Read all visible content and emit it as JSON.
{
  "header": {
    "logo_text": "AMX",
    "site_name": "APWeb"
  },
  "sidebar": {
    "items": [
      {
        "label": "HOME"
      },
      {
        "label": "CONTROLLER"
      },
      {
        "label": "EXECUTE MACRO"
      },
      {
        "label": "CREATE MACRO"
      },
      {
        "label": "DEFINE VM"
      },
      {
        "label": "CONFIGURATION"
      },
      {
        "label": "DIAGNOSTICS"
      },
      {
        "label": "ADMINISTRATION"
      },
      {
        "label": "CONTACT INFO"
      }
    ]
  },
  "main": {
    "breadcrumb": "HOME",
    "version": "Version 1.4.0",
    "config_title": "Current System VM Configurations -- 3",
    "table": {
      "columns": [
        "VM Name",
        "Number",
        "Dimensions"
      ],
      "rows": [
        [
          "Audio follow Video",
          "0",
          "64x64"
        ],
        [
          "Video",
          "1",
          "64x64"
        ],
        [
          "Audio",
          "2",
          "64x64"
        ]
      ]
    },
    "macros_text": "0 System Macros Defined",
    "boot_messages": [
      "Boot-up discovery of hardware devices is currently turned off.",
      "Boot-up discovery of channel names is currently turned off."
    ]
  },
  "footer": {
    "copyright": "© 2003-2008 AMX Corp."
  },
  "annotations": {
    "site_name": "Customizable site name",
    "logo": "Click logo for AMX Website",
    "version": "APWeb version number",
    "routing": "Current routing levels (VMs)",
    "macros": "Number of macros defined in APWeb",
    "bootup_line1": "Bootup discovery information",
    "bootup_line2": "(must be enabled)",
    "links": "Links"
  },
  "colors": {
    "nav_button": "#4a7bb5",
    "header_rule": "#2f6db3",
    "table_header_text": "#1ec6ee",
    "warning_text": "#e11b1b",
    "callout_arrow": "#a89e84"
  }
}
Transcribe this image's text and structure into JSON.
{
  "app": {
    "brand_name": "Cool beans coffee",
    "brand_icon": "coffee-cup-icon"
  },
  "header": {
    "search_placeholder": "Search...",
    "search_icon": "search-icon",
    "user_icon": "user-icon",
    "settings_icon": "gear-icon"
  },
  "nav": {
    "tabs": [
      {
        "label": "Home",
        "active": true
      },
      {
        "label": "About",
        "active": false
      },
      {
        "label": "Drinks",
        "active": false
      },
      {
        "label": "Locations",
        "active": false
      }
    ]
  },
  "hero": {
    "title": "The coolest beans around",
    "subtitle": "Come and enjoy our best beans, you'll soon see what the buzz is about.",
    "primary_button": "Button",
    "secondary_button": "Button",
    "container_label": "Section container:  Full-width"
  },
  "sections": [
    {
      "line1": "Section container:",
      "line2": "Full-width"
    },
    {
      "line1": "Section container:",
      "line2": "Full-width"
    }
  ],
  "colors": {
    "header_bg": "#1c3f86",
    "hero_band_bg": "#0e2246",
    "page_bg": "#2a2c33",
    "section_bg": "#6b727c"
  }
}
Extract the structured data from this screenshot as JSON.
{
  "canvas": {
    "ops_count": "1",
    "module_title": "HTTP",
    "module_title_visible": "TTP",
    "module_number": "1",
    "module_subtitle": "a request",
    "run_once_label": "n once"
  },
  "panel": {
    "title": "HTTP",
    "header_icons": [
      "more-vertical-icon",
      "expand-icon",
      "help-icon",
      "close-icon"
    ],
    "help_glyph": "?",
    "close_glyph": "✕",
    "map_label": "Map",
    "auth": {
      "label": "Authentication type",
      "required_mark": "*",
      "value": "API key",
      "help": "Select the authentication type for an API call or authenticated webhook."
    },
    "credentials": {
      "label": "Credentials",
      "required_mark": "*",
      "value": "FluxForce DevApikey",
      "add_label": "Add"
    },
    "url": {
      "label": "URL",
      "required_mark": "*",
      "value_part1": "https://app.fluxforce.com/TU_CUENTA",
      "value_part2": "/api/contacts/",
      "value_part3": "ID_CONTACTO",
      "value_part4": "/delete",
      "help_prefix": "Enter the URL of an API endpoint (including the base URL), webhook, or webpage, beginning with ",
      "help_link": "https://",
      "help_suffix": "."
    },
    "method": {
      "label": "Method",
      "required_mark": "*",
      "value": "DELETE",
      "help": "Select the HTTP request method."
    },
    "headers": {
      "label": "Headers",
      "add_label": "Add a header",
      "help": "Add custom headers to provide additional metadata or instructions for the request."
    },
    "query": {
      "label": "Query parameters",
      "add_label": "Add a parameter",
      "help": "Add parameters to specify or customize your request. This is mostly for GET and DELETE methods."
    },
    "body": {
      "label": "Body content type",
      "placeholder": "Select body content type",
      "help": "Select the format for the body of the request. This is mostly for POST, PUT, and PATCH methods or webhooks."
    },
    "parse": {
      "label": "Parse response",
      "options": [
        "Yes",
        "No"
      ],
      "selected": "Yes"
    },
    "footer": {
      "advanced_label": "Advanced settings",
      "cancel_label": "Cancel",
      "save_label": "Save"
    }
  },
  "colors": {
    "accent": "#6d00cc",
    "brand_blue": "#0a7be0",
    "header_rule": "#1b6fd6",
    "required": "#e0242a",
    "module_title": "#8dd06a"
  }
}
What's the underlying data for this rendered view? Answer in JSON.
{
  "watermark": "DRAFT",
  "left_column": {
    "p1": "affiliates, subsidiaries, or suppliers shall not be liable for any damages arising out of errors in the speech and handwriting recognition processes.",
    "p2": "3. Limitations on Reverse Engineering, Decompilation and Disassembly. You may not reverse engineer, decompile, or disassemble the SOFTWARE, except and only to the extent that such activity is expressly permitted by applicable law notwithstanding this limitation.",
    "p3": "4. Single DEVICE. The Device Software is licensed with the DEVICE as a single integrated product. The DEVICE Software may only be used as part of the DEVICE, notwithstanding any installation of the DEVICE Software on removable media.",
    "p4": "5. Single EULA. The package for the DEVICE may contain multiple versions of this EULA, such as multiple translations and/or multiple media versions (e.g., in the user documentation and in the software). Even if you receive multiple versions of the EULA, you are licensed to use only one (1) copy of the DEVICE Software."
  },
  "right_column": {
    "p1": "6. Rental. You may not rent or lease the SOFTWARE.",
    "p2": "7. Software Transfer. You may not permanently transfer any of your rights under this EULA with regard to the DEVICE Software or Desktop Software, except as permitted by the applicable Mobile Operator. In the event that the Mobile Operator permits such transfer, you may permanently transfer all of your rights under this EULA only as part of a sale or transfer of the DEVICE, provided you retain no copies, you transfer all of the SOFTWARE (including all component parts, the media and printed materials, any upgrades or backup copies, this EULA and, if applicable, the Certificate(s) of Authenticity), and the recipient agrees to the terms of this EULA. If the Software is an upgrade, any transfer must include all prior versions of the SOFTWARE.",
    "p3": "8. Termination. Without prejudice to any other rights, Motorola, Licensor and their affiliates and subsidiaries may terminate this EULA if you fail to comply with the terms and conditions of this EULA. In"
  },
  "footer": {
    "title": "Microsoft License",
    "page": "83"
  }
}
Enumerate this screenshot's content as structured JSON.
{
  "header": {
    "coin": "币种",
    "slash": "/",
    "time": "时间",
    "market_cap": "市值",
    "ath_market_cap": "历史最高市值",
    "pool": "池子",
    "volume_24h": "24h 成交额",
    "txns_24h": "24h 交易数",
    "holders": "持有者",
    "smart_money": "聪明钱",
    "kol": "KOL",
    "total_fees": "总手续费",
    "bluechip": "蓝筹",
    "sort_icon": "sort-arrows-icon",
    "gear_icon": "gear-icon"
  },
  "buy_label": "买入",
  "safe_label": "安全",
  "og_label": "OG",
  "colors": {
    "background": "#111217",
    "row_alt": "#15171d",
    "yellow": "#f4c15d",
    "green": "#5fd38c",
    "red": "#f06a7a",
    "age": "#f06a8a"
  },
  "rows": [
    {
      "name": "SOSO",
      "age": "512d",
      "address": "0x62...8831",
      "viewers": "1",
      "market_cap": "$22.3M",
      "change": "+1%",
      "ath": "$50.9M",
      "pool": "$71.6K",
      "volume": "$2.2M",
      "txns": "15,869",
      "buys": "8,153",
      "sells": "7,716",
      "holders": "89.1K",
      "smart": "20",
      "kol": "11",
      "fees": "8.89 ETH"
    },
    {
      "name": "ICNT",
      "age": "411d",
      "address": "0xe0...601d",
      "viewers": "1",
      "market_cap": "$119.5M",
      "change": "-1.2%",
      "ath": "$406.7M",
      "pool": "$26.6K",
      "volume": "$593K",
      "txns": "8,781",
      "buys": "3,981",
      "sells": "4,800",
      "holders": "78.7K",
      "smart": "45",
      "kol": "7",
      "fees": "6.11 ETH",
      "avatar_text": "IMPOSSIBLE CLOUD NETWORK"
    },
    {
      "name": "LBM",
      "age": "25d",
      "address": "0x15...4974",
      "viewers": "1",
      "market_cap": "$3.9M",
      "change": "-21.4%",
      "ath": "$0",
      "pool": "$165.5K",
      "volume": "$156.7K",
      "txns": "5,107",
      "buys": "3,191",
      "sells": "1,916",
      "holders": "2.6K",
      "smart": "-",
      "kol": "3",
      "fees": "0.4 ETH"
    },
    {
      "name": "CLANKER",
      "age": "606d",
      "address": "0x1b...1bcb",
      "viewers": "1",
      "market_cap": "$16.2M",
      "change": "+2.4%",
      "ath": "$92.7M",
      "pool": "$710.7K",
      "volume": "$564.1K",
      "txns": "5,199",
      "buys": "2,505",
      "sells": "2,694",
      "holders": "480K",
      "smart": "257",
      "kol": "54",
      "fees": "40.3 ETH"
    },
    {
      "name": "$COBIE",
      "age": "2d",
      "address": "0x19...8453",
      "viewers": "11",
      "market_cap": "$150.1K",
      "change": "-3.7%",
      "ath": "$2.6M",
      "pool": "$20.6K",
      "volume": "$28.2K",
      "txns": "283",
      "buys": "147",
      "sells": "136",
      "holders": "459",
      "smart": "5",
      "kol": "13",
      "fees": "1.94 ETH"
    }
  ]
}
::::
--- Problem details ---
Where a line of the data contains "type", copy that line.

--- Solved exercise ---
      "label": "Authentication type",
      "help": "Select the authentication type for an API call or authenticated webhook."
      "label": "Body content type",
      "placeholder": "Select body content type",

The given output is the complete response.